| THE DATA |
━━━━

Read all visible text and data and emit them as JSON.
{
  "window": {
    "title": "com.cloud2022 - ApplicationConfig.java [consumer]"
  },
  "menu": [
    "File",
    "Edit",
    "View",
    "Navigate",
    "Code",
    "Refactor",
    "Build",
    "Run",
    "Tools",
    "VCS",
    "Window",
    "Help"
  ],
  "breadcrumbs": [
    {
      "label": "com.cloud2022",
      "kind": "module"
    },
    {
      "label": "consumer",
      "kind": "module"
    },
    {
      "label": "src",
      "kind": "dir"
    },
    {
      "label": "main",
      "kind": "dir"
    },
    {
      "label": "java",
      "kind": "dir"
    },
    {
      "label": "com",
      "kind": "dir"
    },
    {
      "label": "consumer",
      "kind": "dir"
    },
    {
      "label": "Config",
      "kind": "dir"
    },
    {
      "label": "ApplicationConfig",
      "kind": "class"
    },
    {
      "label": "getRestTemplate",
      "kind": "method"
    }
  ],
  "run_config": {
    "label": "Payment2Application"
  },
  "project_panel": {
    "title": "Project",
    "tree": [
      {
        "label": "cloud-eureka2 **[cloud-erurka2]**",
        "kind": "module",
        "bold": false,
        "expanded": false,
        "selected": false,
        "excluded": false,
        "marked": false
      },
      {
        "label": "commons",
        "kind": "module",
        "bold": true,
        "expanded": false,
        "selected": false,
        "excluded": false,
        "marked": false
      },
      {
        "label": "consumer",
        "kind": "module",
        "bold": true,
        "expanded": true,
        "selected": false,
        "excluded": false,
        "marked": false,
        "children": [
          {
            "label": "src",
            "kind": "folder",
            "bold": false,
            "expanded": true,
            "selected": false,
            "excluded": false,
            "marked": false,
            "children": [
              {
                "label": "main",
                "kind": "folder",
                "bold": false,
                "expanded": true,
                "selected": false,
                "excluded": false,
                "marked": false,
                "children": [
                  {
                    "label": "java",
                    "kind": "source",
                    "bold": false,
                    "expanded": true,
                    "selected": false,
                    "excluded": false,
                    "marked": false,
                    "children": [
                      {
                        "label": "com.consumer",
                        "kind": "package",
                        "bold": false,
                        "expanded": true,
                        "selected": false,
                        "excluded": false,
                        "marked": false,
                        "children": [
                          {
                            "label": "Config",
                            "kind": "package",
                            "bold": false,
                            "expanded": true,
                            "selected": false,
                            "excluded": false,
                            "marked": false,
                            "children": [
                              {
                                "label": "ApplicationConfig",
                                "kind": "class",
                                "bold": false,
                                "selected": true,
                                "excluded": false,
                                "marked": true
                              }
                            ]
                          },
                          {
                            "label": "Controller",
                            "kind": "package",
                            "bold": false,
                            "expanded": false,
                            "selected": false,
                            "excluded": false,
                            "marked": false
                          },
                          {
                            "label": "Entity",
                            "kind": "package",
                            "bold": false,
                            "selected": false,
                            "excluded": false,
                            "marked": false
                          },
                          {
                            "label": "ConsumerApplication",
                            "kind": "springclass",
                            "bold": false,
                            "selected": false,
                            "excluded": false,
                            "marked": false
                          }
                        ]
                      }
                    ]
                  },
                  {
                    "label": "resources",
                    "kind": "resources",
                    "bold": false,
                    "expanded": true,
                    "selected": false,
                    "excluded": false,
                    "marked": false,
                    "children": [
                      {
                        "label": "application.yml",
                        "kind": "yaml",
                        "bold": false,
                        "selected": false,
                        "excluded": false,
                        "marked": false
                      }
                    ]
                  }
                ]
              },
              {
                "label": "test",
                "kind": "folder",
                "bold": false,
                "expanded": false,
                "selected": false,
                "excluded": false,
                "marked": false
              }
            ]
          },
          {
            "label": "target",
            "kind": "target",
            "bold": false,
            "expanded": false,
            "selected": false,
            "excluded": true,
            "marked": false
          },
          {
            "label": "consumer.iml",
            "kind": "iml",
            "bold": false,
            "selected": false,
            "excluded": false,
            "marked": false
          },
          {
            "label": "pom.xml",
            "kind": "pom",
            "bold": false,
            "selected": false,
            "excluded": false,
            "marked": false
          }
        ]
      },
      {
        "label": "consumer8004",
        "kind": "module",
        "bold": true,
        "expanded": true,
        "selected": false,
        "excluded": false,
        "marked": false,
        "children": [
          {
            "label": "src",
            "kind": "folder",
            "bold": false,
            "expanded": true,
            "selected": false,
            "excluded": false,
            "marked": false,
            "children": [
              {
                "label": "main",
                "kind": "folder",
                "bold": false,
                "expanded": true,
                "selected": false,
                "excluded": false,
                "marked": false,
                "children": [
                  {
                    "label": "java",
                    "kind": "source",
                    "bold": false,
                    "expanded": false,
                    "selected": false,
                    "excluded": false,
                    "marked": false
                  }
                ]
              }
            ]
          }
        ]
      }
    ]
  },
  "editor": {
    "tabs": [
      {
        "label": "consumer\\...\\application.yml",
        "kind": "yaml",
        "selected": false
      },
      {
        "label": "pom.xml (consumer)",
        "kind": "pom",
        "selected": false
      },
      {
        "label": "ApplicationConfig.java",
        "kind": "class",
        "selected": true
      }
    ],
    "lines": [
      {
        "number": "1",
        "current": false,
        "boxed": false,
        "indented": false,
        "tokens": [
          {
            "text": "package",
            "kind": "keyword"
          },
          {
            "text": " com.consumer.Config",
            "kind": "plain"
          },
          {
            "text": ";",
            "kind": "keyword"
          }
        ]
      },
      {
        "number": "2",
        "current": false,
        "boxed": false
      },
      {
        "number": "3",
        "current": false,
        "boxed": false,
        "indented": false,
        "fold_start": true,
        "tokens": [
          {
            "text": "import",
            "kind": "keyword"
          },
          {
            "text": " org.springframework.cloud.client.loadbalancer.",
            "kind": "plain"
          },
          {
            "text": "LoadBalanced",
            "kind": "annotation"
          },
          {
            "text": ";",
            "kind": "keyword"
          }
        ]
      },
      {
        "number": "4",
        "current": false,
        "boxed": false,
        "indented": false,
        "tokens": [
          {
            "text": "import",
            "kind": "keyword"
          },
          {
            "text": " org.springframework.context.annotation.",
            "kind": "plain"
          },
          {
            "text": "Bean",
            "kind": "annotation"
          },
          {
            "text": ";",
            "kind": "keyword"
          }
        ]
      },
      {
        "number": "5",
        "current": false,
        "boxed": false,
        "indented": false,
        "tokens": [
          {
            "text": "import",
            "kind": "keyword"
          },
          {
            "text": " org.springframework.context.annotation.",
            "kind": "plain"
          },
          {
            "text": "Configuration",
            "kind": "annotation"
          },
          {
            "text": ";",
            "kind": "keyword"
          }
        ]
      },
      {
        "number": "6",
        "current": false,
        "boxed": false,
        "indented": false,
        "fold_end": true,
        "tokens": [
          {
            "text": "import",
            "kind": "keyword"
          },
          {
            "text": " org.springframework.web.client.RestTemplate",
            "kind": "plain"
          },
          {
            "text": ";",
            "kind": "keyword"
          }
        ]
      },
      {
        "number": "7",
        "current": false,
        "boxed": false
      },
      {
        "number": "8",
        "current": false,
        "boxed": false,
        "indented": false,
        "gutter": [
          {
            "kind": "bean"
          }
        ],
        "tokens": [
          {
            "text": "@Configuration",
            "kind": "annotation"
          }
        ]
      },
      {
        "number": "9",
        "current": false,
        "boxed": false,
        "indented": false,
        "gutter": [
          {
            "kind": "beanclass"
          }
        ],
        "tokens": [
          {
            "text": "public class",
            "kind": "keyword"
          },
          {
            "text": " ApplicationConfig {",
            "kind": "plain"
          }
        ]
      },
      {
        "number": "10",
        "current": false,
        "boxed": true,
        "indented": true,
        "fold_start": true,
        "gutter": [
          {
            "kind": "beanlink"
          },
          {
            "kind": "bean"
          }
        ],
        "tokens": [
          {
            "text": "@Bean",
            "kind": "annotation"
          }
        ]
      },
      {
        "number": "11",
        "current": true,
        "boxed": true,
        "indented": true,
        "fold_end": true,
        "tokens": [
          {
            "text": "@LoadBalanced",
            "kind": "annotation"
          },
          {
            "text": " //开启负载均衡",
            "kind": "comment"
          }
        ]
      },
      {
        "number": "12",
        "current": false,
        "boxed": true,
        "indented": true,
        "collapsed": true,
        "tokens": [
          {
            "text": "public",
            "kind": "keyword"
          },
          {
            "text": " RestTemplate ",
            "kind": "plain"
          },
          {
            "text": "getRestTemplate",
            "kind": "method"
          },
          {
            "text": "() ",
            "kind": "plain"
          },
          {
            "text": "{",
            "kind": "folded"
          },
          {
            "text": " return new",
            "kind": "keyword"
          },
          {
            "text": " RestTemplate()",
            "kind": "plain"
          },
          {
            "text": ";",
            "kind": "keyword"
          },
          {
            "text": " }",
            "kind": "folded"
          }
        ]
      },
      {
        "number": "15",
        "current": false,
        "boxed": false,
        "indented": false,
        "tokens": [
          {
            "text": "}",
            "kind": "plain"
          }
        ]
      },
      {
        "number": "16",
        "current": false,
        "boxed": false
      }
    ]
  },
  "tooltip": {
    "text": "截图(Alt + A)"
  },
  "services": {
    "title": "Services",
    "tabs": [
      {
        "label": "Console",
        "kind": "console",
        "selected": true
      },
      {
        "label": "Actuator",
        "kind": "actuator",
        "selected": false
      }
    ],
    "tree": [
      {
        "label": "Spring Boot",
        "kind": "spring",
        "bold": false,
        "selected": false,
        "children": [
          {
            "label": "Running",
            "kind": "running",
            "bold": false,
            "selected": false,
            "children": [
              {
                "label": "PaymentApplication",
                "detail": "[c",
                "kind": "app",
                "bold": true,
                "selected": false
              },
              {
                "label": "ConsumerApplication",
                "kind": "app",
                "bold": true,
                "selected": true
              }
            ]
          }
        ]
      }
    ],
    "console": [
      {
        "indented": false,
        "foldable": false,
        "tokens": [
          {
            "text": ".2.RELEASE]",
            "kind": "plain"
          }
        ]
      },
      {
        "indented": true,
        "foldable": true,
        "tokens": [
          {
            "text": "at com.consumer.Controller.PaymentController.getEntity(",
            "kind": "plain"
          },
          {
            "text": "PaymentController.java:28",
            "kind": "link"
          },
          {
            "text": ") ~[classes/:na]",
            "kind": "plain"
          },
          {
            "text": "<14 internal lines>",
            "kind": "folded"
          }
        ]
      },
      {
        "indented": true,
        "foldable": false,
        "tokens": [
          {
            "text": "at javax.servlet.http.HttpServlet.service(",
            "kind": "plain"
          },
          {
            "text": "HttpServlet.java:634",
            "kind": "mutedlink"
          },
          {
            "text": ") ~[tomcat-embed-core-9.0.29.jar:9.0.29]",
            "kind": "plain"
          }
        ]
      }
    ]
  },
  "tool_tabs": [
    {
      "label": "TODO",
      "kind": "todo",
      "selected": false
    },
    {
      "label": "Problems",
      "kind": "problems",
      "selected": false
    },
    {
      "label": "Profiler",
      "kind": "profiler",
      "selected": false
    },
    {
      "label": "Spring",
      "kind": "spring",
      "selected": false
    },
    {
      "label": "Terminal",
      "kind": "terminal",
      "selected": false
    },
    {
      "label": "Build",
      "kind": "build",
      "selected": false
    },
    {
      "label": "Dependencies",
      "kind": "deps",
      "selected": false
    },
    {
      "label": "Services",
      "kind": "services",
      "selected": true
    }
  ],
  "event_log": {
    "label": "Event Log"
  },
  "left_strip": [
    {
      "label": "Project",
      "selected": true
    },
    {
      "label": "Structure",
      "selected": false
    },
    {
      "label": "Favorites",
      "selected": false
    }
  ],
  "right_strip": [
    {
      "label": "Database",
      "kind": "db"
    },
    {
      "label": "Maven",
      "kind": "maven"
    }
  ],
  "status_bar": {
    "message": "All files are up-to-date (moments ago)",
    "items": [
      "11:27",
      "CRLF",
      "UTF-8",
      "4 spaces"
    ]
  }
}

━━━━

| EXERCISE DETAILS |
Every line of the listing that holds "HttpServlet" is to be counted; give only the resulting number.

| PROBLEM SOLUTION |
2